At first, every artist subjects him/herself to influences from existing norms, and subsequently, strives to create an identifiable personal signature. Such a signature redefines the artist. It is authentic, it is true, and represents a seamless amalgamation of technique, style and theme.
It is an understanding of the above that inspired artist Sobayo Abolore to dedicate endless passionate hours to create a world of beauty and reasoning in his work of art and fashion. Finally, after three decades of life experiences and years of active practice in art and fashion, he is ready for a solo exhibition that reflects three important areas of his life – Art, Fashion and Politics. The exhibition titled Room for Three opens on Saturday 14th November, 2015 at Red Door Gallery on Victoria Island in Lagos.
Two days to the opening of this exhibition, The Sole Adventurer chats with the artist on the relationship between these three areas of his life.
TSA: Which comes first, politics, art or fashion?
Abolore Sobayo: Art. Art is the background of my journey
TSA: In your exhibition narrative, you mentioned it has been three decades of art, fashion and politics which inspired the theme Room for Three, Can you tell us the timelines of your practice in each of these fields and how you got into politics?
Abolore Sobayo: I started art since I was in secondary school, which was around 1996 and I got into fashion in 2002. I was more interested in making African /Nigerian style of clothing which at the time was not as popular as western designs. Politics… I got into politics because I was thinking of ways to make an impact in my community and contribute my part to developing Oshodi. So I became actively involved in politics in 2011. I was Councillor of Oshodi / Isolo local government for three years then. I have been around here for a little over three decades and everything I have learnt in life has been put to use in all these three areas of the exhibition.

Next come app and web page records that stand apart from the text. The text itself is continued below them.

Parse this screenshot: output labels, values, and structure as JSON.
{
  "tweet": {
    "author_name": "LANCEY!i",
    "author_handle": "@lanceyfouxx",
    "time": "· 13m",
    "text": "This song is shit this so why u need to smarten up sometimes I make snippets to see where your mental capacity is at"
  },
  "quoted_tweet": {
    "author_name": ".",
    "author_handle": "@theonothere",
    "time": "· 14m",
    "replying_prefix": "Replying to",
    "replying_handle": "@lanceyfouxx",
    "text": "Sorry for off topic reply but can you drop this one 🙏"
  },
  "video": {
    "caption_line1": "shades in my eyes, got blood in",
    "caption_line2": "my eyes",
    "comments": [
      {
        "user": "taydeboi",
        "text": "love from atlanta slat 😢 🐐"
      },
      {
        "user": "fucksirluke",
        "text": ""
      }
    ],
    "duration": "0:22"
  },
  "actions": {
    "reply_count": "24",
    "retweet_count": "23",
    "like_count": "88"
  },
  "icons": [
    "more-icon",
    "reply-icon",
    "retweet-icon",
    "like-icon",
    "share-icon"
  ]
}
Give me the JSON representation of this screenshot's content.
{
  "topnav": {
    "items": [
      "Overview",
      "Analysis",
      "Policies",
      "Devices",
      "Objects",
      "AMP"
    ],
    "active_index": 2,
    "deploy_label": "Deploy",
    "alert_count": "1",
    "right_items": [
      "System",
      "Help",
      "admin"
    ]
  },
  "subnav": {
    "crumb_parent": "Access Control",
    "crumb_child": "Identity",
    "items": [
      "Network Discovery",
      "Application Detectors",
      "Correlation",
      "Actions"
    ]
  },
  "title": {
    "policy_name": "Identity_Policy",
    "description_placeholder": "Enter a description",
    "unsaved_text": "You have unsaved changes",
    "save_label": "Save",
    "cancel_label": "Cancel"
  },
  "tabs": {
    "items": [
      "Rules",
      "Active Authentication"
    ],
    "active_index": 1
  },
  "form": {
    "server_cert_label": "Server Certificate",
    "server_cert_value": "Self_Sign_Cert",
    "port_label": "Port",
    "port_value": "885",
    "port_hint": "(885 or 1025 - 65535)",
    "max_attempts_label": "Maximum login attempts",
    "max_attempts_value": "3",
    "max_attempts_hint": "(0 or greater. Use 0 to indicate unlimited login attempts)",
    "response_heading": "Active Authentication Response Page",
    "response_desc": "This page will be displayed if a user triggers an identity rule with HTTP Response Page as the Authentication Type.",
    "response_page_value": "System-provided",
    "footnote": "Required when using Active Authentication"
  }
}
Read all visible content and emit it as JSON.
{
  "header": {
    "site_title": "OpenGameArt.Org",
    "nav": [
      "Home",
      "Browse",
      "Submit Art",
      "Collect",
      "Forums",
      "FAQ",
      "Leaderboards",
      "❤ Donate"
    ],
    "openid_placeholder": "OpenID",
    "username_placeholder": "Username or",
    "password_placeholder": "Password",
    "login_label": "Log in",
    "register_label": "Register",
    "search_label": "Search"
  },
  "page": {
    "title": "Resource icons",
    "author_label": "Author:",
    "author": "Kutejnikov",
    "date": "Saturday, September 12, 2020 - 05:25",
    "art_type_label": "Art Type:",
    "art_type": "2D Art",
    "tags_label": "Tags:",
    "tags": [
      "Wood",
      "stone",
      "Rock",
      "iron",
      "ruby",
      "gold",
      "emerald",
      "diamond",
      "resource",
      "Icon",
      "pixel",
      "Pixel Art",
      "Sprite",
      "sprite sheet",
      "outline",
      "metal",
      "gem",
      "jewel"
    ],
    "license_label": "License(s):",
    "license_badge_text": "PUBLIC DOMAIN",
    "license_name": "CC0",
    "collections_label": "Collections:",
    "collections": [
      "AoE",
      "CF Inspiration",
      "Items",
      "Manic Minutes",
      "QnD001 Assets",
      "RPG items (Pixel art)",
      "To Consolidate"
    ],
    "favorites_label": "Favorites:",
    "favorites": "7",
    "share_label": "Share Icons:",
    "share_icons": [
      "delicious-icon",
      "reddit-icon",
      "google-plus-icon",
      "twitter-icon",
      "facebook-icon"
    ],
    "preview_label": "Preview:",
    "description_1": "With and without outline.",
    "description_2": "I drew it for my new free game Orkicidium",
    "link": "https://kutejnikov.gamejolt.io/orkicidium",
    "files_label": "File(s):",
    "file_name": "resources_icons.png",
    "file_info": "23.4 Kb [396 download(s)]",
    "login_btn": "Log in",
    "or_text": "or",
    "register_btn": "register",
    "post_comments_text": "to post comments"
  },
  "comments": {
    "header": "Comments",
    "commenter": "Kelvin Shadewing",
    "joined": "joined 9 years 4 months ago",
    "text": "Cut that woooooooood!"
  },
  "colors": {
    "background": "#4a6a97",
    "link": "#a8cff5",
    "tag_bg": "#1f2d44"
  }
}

TSA: What was it like combining your creative work with politics? Did it influence the subject matters of your art at that time or even after? And what challenges did you encounter working with the government and representing the people?
Abolore Sobayo: It was not easy. Both are demanding jobs, but I tried to manage and balance things. I had challenges educating the people on their roles as citizens and my role as a councillor. I created time to hear their views and complaints, and channel resources to provide solutions. When these requests are not within my capacity, I direct it to the other arms of government. Being in politics at some point did influence some of my works.
TSA: On fashion, your popular designs are mainly costumes for art performance. Do you have a ready to wear line? And why is it important to you to connect your paintings and clothing designs with cultural elements in your root?
Abolore Sobayo: Yes. I have a ready to wear fashion line. I also enjoy working on costumes a lot because it pushes my boundaries of creativity. My cultural heritage is one of the most vital parts of my being, hence its influence and visibility in my works.
TSA: How do you intend to weave politics with art and fashion in Room for Three?
As the name implies there will be three different Rooms dedicated to these three aspects of me; fashion, art, and politics. All of which are connected to one another. Most of my paintings are done on adire. That was inspired by the fashion side of me. Some of my paintings are politically motivated, hence the interconnectivity of these three. Also, I realized politicians set trends in fashion, for instance, now that we have a president from the north, the northern cap is trending. Same thing happened when the president was from the southwest, outfits from that region was trendy.
Room For Three opens on Saturday 14th November, 2015 at 2pm and will run until 18th November, 2015.
Venue: Red Door gallery. 51b, Bishop Oluwole Crescent, Victoria Island, Lagos.